Is such low turnout typical of representative democracy? Maybe. Does it have a disastrous effect on the whole of society? Probably. Is it a consequence of alienation of people from their own public life? Certainly. Of course, if not specifically studied, the concrete reasons for this low turnout will remain a subject for speculation. Why is the greater part of the public refraining from casting votes? Is it a well-thought out tactic? Is it disgust, or is it apathy? No one knows for sure, but the decisive factors that probably shape this behavior are beyond doubt. According to Eurostat data, as of 2018 Bulgaria remains the EU leader in depth of material deprivation and inequality of income distribution. At the same time, as of 2017 the country has one of the lowest tax-to-GDP ratios in the EU. The personal flat tax, along with many other firmly rooted measures favorable to the economic elites, are creating and punishing poverty. For instance, almost 80% of the people earn less than 450 euro per month (official government data). According to experts, around 40% of the Bulgarians will not afford to pay for sufficient home heating in the coming winter.
And it’s not just economic disparities. The typical message from well-meaning democrats is that higher voter turnout would make vote buying and manipulation useless. But this is taking cause for effect; fraud would be of no use if the majority of citizens were able and willing to participate in political life. It all looks like a general and irreparable alienation from public matters, for all the reasons a brief article like this cannot list and explain. But it would suffice to say that extreme and unprecedented cases of corruption and crushing of social and civil rights coming from the highest level in the recent years were left unpunished by the public.

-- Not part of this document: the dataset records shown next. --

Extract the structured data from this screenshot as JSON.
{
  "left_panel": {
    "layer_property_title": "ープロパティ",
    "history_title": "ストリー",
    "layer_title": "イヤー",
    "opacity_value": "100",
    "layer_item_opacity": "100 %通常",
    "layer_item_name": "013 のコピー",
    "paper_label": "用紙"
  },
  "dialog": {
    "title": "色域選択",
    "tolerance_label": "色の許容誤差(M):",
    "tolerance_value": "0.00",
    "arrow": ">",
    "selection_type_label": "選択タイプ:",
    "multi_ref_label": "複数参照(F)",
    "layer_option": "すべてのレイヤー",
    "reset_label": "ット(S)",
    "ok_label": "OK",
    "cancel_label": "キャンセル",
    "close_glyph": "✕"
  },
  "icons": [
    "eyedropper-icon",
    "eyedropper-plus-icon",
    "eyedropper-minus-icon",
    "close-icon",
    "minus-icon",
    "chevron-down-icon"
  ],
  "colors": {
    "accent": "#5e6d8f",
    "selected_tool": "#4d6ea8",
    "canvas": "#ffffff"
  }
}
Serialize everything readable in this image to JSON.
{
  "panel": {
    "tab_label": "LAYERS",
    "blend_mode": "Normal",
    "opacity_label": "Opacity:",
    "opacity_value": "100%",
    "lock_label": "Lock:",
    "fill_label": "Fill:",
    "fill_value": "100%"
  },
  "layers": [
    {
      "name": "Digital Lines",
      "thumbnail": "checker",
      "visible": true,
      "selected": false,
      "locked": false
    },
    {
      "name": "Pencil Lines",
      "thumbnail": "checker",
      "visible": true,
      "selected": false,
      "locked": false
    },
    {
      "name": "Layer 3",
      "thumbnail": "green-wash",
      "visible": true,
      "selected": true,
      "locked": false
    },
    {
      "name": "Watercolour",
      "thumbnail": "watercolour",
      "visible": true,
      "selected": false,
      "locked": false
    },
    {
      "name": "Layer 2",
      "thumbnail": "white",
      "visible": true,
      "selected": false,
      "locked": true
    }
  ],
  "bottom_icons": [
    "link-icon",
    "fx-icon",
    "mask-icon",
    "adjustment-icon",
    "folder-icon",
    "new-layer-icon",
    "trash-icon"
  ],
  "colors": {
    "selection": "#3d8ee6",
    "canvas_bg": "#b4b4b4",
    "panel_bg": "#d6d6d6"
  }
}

What remains similar in Bulgaria, Hungary and, until recently, other countries in the region is the desperate need for a sensible and visible socially oriented alternative. It’s high time that citizens demand their current representatives turn towards such alternatives, or construct a new one themselves. On the other side of the globe, the people in Chile, Bolivia, Ecuador, and Haiti are giving us all a lesson in democracy, in active seeking of meaningful alternatives, in how to make a stand for the people. A staggering contrast to the ephemeral “change” Bulgarians have to be content with.

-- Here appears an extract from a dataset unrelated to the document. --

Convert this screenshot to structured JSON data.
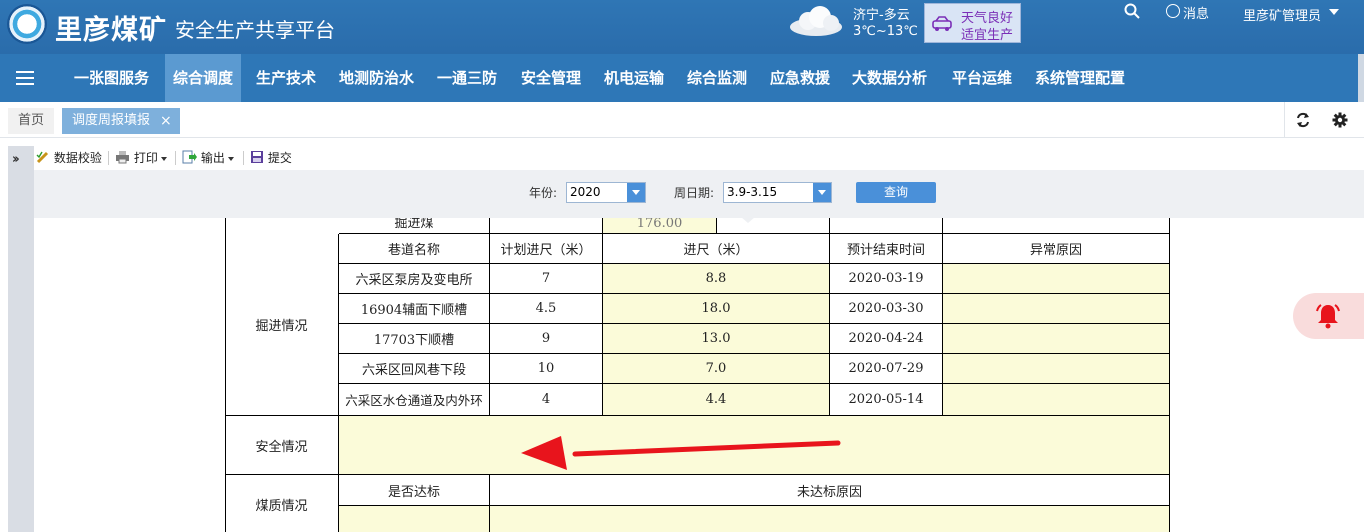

meantime, “stability” reigns supreme.
 Mostly hardline anticommunists and anti-BSP voters, who typically vote for the liberal-right Democratic Bulgaria coalition, which had its own candidate in the first round.
 Dvizhenie za Prava i Svobodi, or the Movement for Rights and Freedoms, is one of the parties symbolic of the Bulgarian transition to liberal democracy. Founded in 1990 as an ethnic party, their official aim is to represent ethnic minorities, especially Turkish ones.
Stanislav Dodov engages in public discussion whenever he can, and in the meantime does various things in the fields of social pedagogy and human rights.